I got this in Germany this summer, and I have been playing it non-stop in my car since I got back. Sick tunes compiled and mixed by Alexis Le-Tan (of Space Oddities compilation fame), all from the fringes of musical history. Every track is a weird hybrid of influences between genres, and the mix itself furthers this hybrid. New beat, new wave, an amazing cover of Laurie Anderson's "Superman" and more. The first song here, "Night Church," by Mark Shreeve, sounds like old NIN + Rhythm Nation + vocoder. YEAH. I played the Shreeve song for Mike from Future Times and he said, "I didn't know Def Leppard had a cut."
PART II: NU GROOVE
The Utopia Project, "File #1"
I picked this up at a thrift store recently. Like a lot of Nu Groove Records I find, I was cautious. Nu Groove was a NYC house label from 1988-1992, and they put out a lot of stuff, especially closer to '92, that I don't really dig. Although they definitely preceded it, the lackluster Nu Groove 12s that I find remind me of what I didn't like about the electronica that I got into in like 8th grade (1997). Too many string freakouts, too many breakbeats, too many diva vocals, too
close to the Hackers soundtrack.
The good shit is crazy, though. Early NU Groove Records are some of the deepest, coolest records. The Utopia Project 12-inch is a project of Rheji Burrell, who had about 30 aliases from the look of things. He was also part of many "groups" he formed with his brother Ronald, who in turn had a rack of solo projects. Dudes were getting it done. According to the credits on the labels, Rheji was: Tech Trax Inc, Utopia Project, Metro, NY House'n Authority, and many more. His cuts are usually my
"File #1" is a workout in what I love most about NY and NJ House: it's bright and shiny, with big chunky drums, and layers of synths for that main melody to sit on. It sounds like a huge melting pot of people flexing and wearing aqua tank tops while

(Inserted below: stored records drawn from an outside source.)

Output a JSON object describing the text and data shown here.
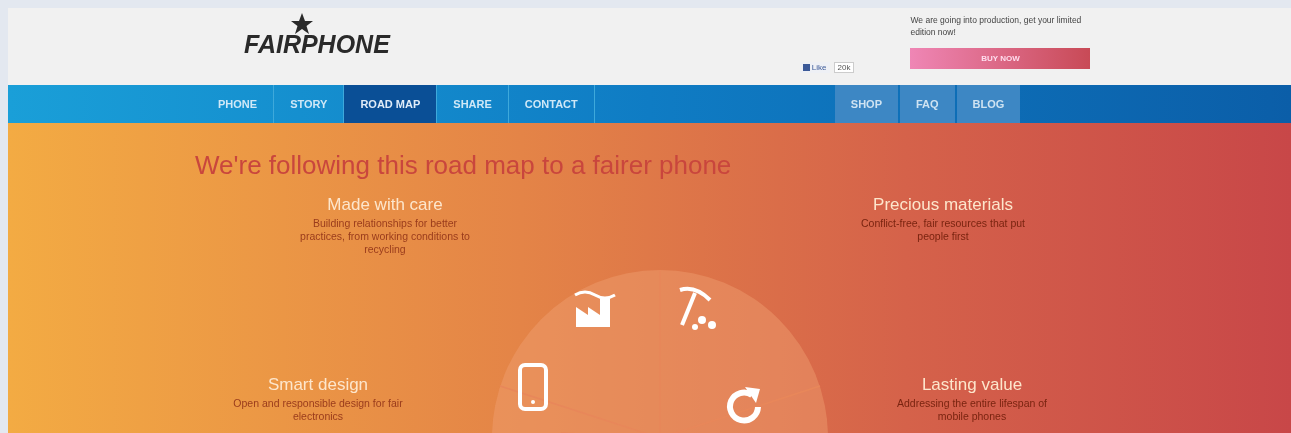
{
  "header": {
    "logo": "FAIRPHONE",
    "like": {
      "label": "Like",
      "count": "20k"
    },
    "promo": "We are going into production, get your limited edition now!",
    "buy_button": "BUY NOW"
  },
  "nav": {
    "left": [
      {
        "label": "PHONE",
        "selected": false
      },
      {
        "label": "STORY",
        "selected": false
      },
      {
        "label": "ROAD MAP",
        "selected": true
      },
      {
        "label": "SHARE",
        "selected": false
      },
      {
        "label": "CONTACT",
        "selected": false
      }
    ],
    "right": [
      {
        "label": "SHOP",
        "selected": false
      },
      {
        "label": "FAQ",
        "selected": false
      },
      {
        "label": "BLOG",
        "selected": false
      }
    ]
  },
  "hero": {
    "title": "We're following this road map to a fairer phone",
    "left": [
      {
        "title": "Made with care",
        "description": "Building relationships for better practices, from working conditions to recycling"
      },
      {
        "title": "Smart design",
        "description": "Open and responsible design for fair electronics"
      }
    ],
    "right": [
      {
        "title": "Precious materials",
        "description": "Conflict-free, fair resources that put people first"
      },
      {
        "title": "Lasting value",
        "description": "Addressing the entire lifespan of mobile phones"
      }
    ]
  }
}
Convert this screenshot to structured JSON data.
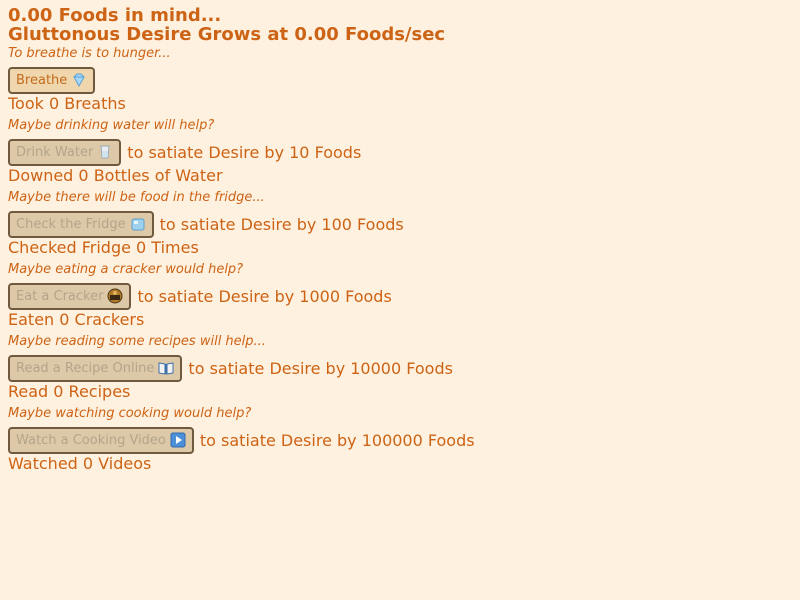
{
  "header": {
    "foods_line": "0.00 Foods in mind...",
    "rate_line": "Gluttonous Desire Grows at 0.00 Foods/sec"
  },
  "sections": [
    {
      "flavor": "To breathe is to hunger...",
      "button_label": "Breathe",
      "button_icon": "gem-icon",
      "after_text": "",
      "count_text": "Took 0 Breaths"
    },
    {
      "flavor": "Maybe drinking water will help?",
      "button_label": "Drink Water",
      "button_icon": "glass-of-water-icon",
      "after_text": "to satiate Desire by 10 Foods",
      "count_text": "Downed 0 Bottles of Water"
    },
    {
      "flavor": "Maybe there will be food in the fridge...",
      "button_label": "Check the Fridge",
      "button_icon": "ice-cube-icon",
      "after_text": "to satiate Desire by 100 Foods",
      "count_text": "Checked Fridge 0 Times"
    },
    {
      "flavor": "Maybe eating a cracker would help?",
      "button_label": "Eat a Cracker",
      "button_icon": "cracker-icon",
      "after_text": "to satiate Desire by 1000 Foods",
      "count_text": "Eaten 0 Crackers"
    },
    {
      "flavor": "Maybe reading some recipes will help...",
      "button_label": "Read a Recipe Online",
      "button_icon": "open-book-icon",
      "after_text": "to satiate Desire by 10000 Foods",
      "count_text": "Read 0 Recipes"
    },
    {
      "flavor": "Maybe watching cooking would help?",
      "button_label": "Watch a Cooking Video",
      "button_icon": "play-button-icon",
      "after_text": "to satiate Desire by 100000 Foods",
      "count_text": "Watched 0 Videos"
    }
  ],
  "colors": {
    "background": "#fff1df",
    "text": "#cc6315",
    "button_bg": "#ddc9a8",
    "button_border": "#6f5a40"
  }
}
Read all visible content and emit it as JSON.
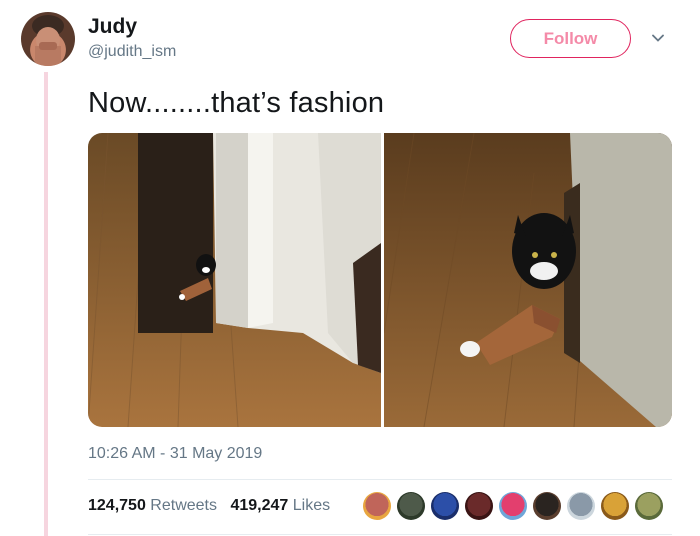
{
  "user": {
    "name": "Judy",
    "handle": "@judith_ism"
  },
  "follow_label": "Follow",
  "tweet": {
    "text": "Now........that’s fashion",
    "timestamp": "10:26 AM - 31 May 2019"
  },
  "stats": {
    "retweets_count": "124,750",
    "retweets_label": "Retweets",
    "likes_count": "419,247",
    "likes_label": "Likes"
  },
  "likers": [
    {
      "name": "liker-1",
      "color": "#c0655a",
      "ring": "#e8a640"
    },
    {
      "name": "liker-2",
      "color": "#4e5a4a",
      "ring": "#2d3a2a"
    },
    {
      "name": "liker-3",
      "color": "#2c4fa8",
      "ring": "#1a2e6a"
    },
    {
      "name": "liker-4",
      "color": "#6a2a2a",
      "ring": "#3a1414"
    },
    {
      "name": "liker-5",
      "color": "#e33f6e",
      "ring": "#6fa6d8"
    },
    {
      "name": "liker-6",
      "color": "#2a2420",
      "ring": "#5a3e2e"
    },
    {
      "name": "liker-7",
      "color": "#8a99a8",
      "ring": "#ccd6dd"
    },
    {
      "name": "liker-8",
      "color": "#d9a237",
      "ring": "#8a5a1a"
    },
    {
      "name": "liker-9",
      "color": "#9ba060",
      "ring": "#5a6a3a"
    }
  ],
  "colors": {
    "accent": "#e0245e",
    "secondary_text": "#657786",
    "thread_line": "#f6d5df"
  }
}
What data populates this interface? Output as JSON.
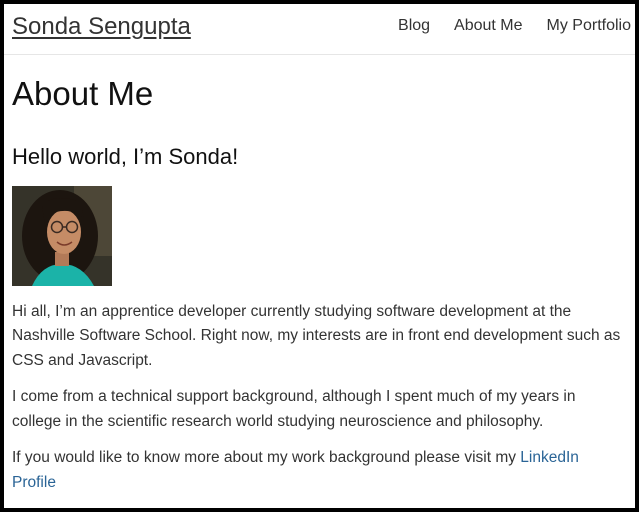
{
  "header": {
    "site_title": "Sonda Sengupta",
    "nav": [
      {
        "label": "Blog"
      },
      {
        "label": "About Me"
      },
      {
        "label": "My Portfolio"
      }
    ]
  },
  "main": {
    "page_title": "About Me",
    "greeting": "Hello world, I’m Sonda!",
    "paragraphs": [
      "Hi all, I’m an apprentice developer currently studying software development at the Nashville Software School. Right now, my interests are in front end development such as CSS and Javascript.",
      "I come from a technical support background, although I spent much of my years in college in the scientific research world studying neuroscience and philosophy."
    ],
    "linkedin_paragraph": {
      "text": "If you would like to know more about my work background please visit my ",
      "link_text": "LinkedIn Profile"
    }
  },
  "colors": {
    "link": "#2a6496",
    "text": "#333333",
    "frame": "#000000"
  }
}
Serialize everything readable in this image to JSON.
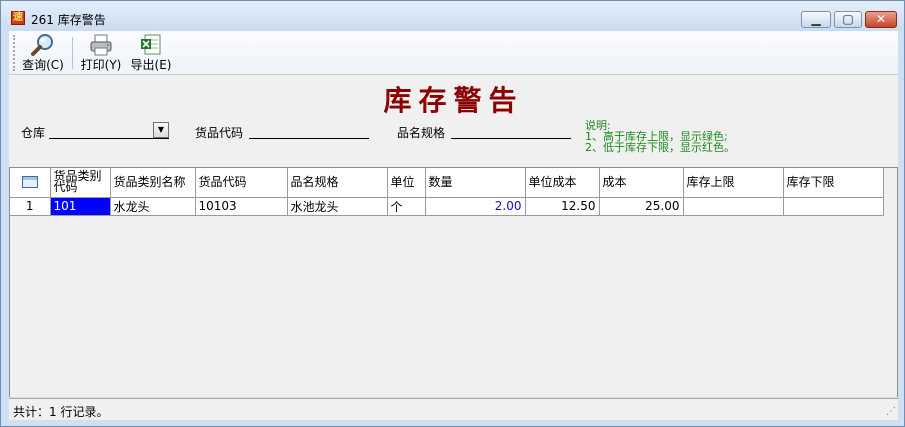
{
  "window": {
    "title": "261 库存警告",
    "icon": "app-logo-icon"
  },
  "toolbar": {
    "query_label": "查询(C)",
    "print_label": "打印(Y)",
    "export_label": "导出(E)"
  },
  "page": {
    "title": "库存警告"
  },
  "filters": {
    "warehouse_label": "仓库",
    "warehouse_value": "",
    "code_label": "货品代码",
    "code_value": "",
    "spec_label": "品名规格",
    "spec_value": ""
  },
  "note": {
    "line1": "说明:",
    "line2": "1、高于库存上限，显示绿色;",
    "line3": "2、低于库存下限，显示红色。",
    "color": "#1a8a1a"
  },
  "grid": {
    "columns": [
      "货品类别代码",
      "货品类别名称",
      "货品代码",
      "品名规格",
      "单位",
      "数量",
      "单位成本",
      "成本",
      "库存上限",
      "库存下限"
    ],
    "rows": [
      {
        "index": "1",
        "category_code": "101",
        "category_name": "水龙头",
        "item_code": "10103",
        "spec": "水池龙头",
        "unit": "个",
        "qty": "2.00",
        "unit_cost": "12.50",
        "cost": "25.00",
        "upper": "",
        "lower": ""
      }
    ]
  },
  "status": {
    "text": "共计：1 行记录。"
  }
}
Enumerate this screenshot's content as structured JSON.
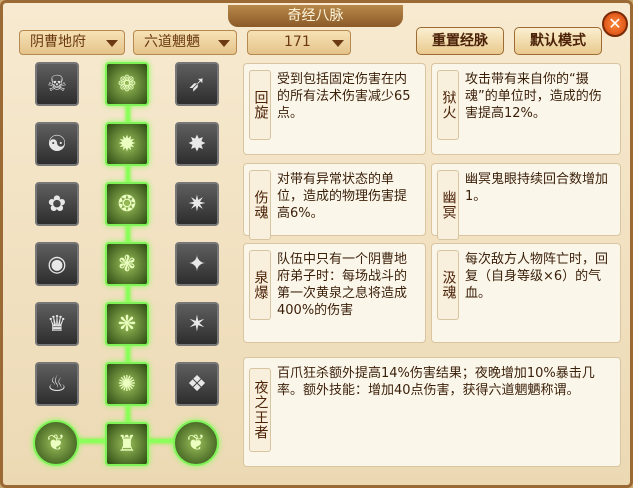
{
  "window": {
    "title": "奇经八脉",
    "close": "✕"
  },
  "filters": {
    "school": "阴曹地府",
    "path": "六道魍魉",
    "level": "171"
  },
  "buttons": {
    "reset": "重置经脉",
    "default": "默认模式"
  },
  "grid": {
    "left": [
      "☠",
      "☯",
      "✿",
      "◉",
      "♛",
      "♨"
    ],
    "middle": [
      "❁",
      "✹",
      "❂",
      "❃",
      "❋",
      "✺",
      "♜"
    ],
    "right": [
      "➶",
      "✸",
      "✷",
      "✦",
      "✶",
      "❖"
    ],
    "bottom_left": "❦",
    "bottom_right": "❦"
  },
  "skills": [
    {
      "name": "回旋",
      "text": "受到包括固定伤害在内的所有法术伤害减少65点。"
    },
    {
      "name": "狱火",
      "text": "攻击带有来自你的“摄魂”的单位时，造成的伤害提高12%。"
    },
    {
      "name": "伤魂",
      "text": "对带有异常状态的单位，造成的物理伤害提高6%。"
    },
    {
      "name": "幽冥",
      "text": "幽冥鬼眼持续回合数增加1。"
    },
    {
      "name": "泉爆",
      "text": "队伍中只有一个阴曹地府弟子时：每场战斗的第一次黄泉之息将造成400%的伤害"
    },
    {
      "name": "汲魂",
      "text": "每次敌方人物阵亡时，回复（自身等级×6）的气血。"
    },
    {
      "name": "夜之王者",
      "text": "百爪狂杀额外提高14%伤害结果；夜晚增加10%暴击几率。额外技能：增加40点伤害，获得六道魍魉称谓。"
    }
  ]
}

twirling around, all caught on VHS.
NY House'n Authority - "Apt 1A"
What is better than a joint with some sex groans on it? A joint with sex groans, and some serious acid bass. Again Rheji knocks it out of the nasty park. I love the thought of a woman in the studio, going "MMMMMMMMM", then "AH-HUHH", then "OOOOO" into a sampler. All of the NY House'n Authority tracks I've heard are complete sickness. Seek it out!!
33 1/3 Queen - "Searchin'"
This 12-inch was not produced by either of the Burell Brothers, but rather by DJ Darryl "Mandrill" Harris (from The Clubhouse in DC) and "Boys, Inc",
(one or all of the Basement Boys, from Baltimore). According to the discogs entry (and Detective Ari G from Beautiful Swimmers, who figured it out) "The track Searchin' is an adaptation of A Guy Called Gerald's Blow Your House Down, the B side of Voodoo Ray EP released in 1988. The vocals used on Searchin' are originally by Debbie Trusty's song "Searchin' For Some Lovin'" on West End Records. Ari played this cut when we DJed in Berlin this summer, and this woman came up to us screaming about how she used to have a pirate radio station in Ibiza where she would play this song all the time. And then she introduced us to her FATHER, who was like 80, and dancing at the club in a camel-hair jacket, like a beast. Europe.
I love this record most, though, for the un-YouTube-able b-side cut "Disco 4,", in which DJ Mandrill loops up a killer soul breakdown (I don't know which song actually, anybody??) from the Clubhouse days, and lets it ride forever, which is always my vibe.
Metro, "$1.15 Please"
Back to Rheji for this descent into fly deepness. "Sublime" is the word here. Again, I just see beautiful people and tank tops when I close my eyes and crank this. The "aquaworld" of last week's HY&M column again comes to mind, I definitely see waves of influence spreading from tracks like these to NWAQ. I'm really loving the youtube comments for this, especially this one, seemingly from Rheji himself: "Thank you people! I tried to make a beautiful song and I'm glad you got it!"